In New York, Election Day was a victory for Governor Cuomo but a partial setback for Mayor de Blasio. Despite the mayor’s all-out push—he dispatched two top aides and wheedled top donors—Republicans solidified their hold on the New York State Senate. Toppling three incumbents outside of New York City, the party now has a one-seat majority, and can ease its dependence on breakaway Democrats. Republican control of one Albany house will help protect Gotham from some damaging policies but won’t push New York City in a different direction.
With Republicans in charge, de Blasio will need help from Cuomo to make headway on some of his signature goals: freezing rents on regulated apartments, implementing a $10-an-hour-plus “living wage” for the city’s private-sector workers, and hiking the city’s income-tax rate for top earners. That’s not to say that de Blasio won’t be able to achieve these goals, especially the last two (city control over rent regulations is probably a non-starter now). To make better friends with progressives, Cuomo could support a higher minimum wage for the city—and in fact, he already supports it.
As for the income tax: that depends not on policy but on the economy. If Wall Street keeps doing well, Cuomo will stave off de Blasio’s tax-hike request by sending more cash the city’s way, as the governor did this year with pre-K funding. If Wall Street hits a rough patch, then Albany will hike both its own income tax and the city’s to close deficits, just as it has done in the past.

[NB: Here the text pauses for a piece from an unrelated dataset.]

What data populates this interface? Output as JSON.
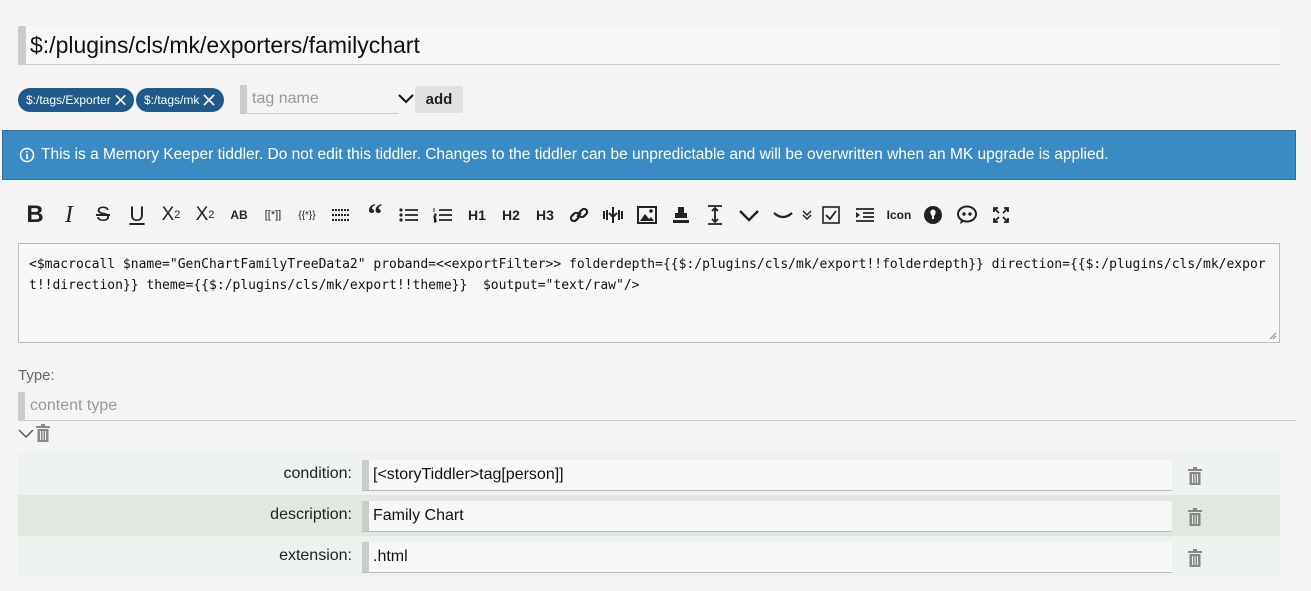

But won’t the state senate Republicans stop them? Not necessarily. They’ve certainly proved biddable in the past.
The big difference now is that de Blasio won’t be able to go as far as he would like to with his favorite policies—and he’ll have to share a good deal of the credit for what “progress” he does make with Cuomo. As the mayor has learned, his supposed mandate in New York City doesn’t give him a power-broker role in Albany.